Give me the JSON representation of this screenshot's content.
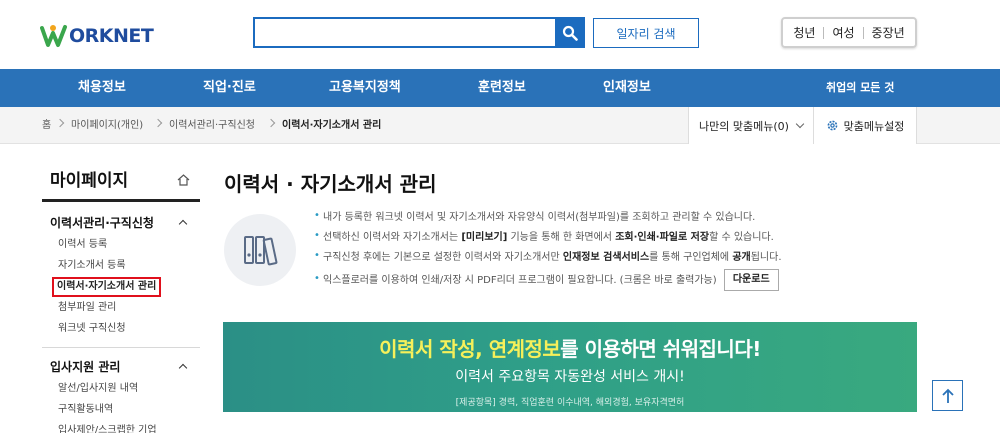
{
  "header": {
    "logo_text": "ORKNET",
    "job_search_label": "일자리 검색",
    "user_types": [
      "청년",
      "여성",
      "중장년"
    ]
  },
  "nav": {
    "items": [
      "채용정보",
      "직업·진로",
      "고용복지정책",
      "훈련정보",
      "인재정보"
    ],
    "all_label": "취업의 모든 것"
  },
  "breadcrumb": {
    "home": "홈",
    "items": [
      "마이페이지(개인)",
      "이력서관리·구직신청",
      "이력서·자기소개서 관리"
    ]
  },
  "mymenu": {
    "label": "나만의 맞춤메뉴(0)",
    "setting_label": "맞춤메뉴설정"
  },
  "sidebar": {
    "title": "마이페이지",
    "groups": [
      {
        "label": "이력서관리·구직신청",
        "items": [
          "이력서 등록",
          "자기소개서 등록",
          "이력서·자기소개서 관리",
          "첨부파일 관리",
          "워크넷 구직신청"
        ]
      },
      {
        "label": "입사지원 관리",
        "items": [
          "알선/입사지원 내역",
          "구직활동내역",
          "입사제안/스크랩한 기업"
        ]
      }
    ]
  },
  "main": {
    "title": "이력서 · 자기소개서 관리",
    "notes": [
      "내가 등록한 워크넷 이력서 및 자기소개서와 자유양식 이력서(첨부파일)를 조회하고 관리할 수 있습니다.",
      "선택하신 이력서와 자기소개서는 [미리보기] 기능을 통해 한 화면에서 조회·인쇄·파일로 저장할 수 있습니다.",
      "구직신청 후에는 기본으로 설정한 이력서와 자기소개서만 인재정보 검색서비스를 통해 구인업체에 공개됩니다.",
      "익스플로러를 이용하여 인쇄/저장 시 PDF리더 프로그램이 필요합니다. (크롬은 바로 출력가능)"
    ],
    "note2_parts": {
      "a": "선택하신 이력서와 자기소개서는 ",
      "b": "[미리보기]",
      "c": " 기능을 통해 한 화면에서 ",
      "d": "조회·인쇄·파일로 저장",
      "e": "할 수 있습니다."
    },
    "note3_parts": {
      "a": "구직신청 후에는 기본으로 설정한 이력서와 자기소개서만 ",
      "b": "인재정보 검색서비스",
      "c": "를 통해 구인업체에 ",
      "d": "공개",
      "e": "됩니다."
    },
    "download_label": "다운로드"
  },
  "banner": {
    "line1_hl1": "이력서 작성, ",
    "line1_hl2": "연계정보",
    "line1_rest": "를 이용하면 쉬워집니다!",
    "line2": "이력서 주요항목 자동완성 서비스 개시!",
    "line3": "[제공항목] 경력, 직업훈련 이수내역, 해외경험, 보유자격면허"
  }
}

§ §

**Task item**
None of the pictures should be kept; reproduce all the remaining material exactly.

**Solution to the exercise**
Give me the JSON representation of this screenshot's content.
{
  "header": {
    "logo_text": "ORKNET",
    "job_search_label": "일자리 검색",
    "user_types": [
      "청년",
      "여성",
      "중장년"
    ]
  },
  "nav": {
    "items": [
      "채용정보",
      "직업·진로",
      "고용복지정책",
      "훈련정보",
      "인재정보"
    ],
    "all_label": "취업의 모든 것"
  },
  "breadcrumb": {
    "home": "홈",
    "items": [
      "마이페이지(개인)",
      "이력서관리·구직신청",
      "이력서·자기소개서 관리"
    ]
  },
  "mymenu": {
    "label": "나만의 맞춤메뉴(0)",
    "setting_label": "맞춤메뉴설정"
  },
  "sidebar": {
    "title": "마이페이지",
    "groups": [
      {
        "label": "이력서관리·구직신청",
        "items": [
          "이력서 등록",
          "자기소개서 등록",
          "이력서·자기소개서 관리",
          "첨부파일 관리",
          "워크넷 구직신청"
        ]
      },
      {
        "label": "입사지원 관리",
        "items": [
          "알선/입사지원 내역",
          "구직활동내역",
          "입사제안/스크랩한 기업"
        ]
      }
    ]
  },
  "main": {
    "title": "이력서 · 자기소개서 관리",
    "notes": [
      "내가 등록한 워크넷 이력서 및 자기소개서와 자유양식 이력서(첨부파일)를 조회하고 관리할 수 있습니다.",
      "선택하신 이력서와 자기소개서는 [미리보기] 기능을 통해 한 화면에서 조회·인쇄·파일로 저장할 수 있습니다.",
      "구직신청 후에는 기본으로 설정한 이력서와 자기소개서만 인재정보 검색서비스를 통해 구인업체에 공개됩니다.",
      "익스플로러를 이용하여 인쇄/저장 시 PDF리더 프로그램이 필요합니다. (크롬은 바로 출력가능)"
    ],
    "note2_parts": {
      "a": "선택하신 이력서와 자기소개서는 ",
      "b": "[미리보기]",
      "c": " 기능을 통해 한 화면에서 ",
      "d": "조회·인쇄·파일로 저장",
      "e": "할 수 있습니다."
    },
    "note3_parts": {
      "a": "구직신청 후에는 기본으로 설정한 이력서와 자기소개서만 ",
      "b": "인재정보 검색서비스",
      "c": "를 통해 구인업체에 ",
      "d": "공개",
      "e": "됩니다."
    },
    "download_label": "다운로드"
  },
  "banner": {
    "line1_hl1": "이력서 작성, ",
    "line1_hl2": "연계정보",
    "line1_rest": "를 이용하면 쉬워집니다!",
    "line2": "이력서 주요항목 자동완성 서비스 개시!",
    "line3": "[제공항목] 경력, 직업훈련 이수내역, 해외경험, 보유자격면허"
  }
}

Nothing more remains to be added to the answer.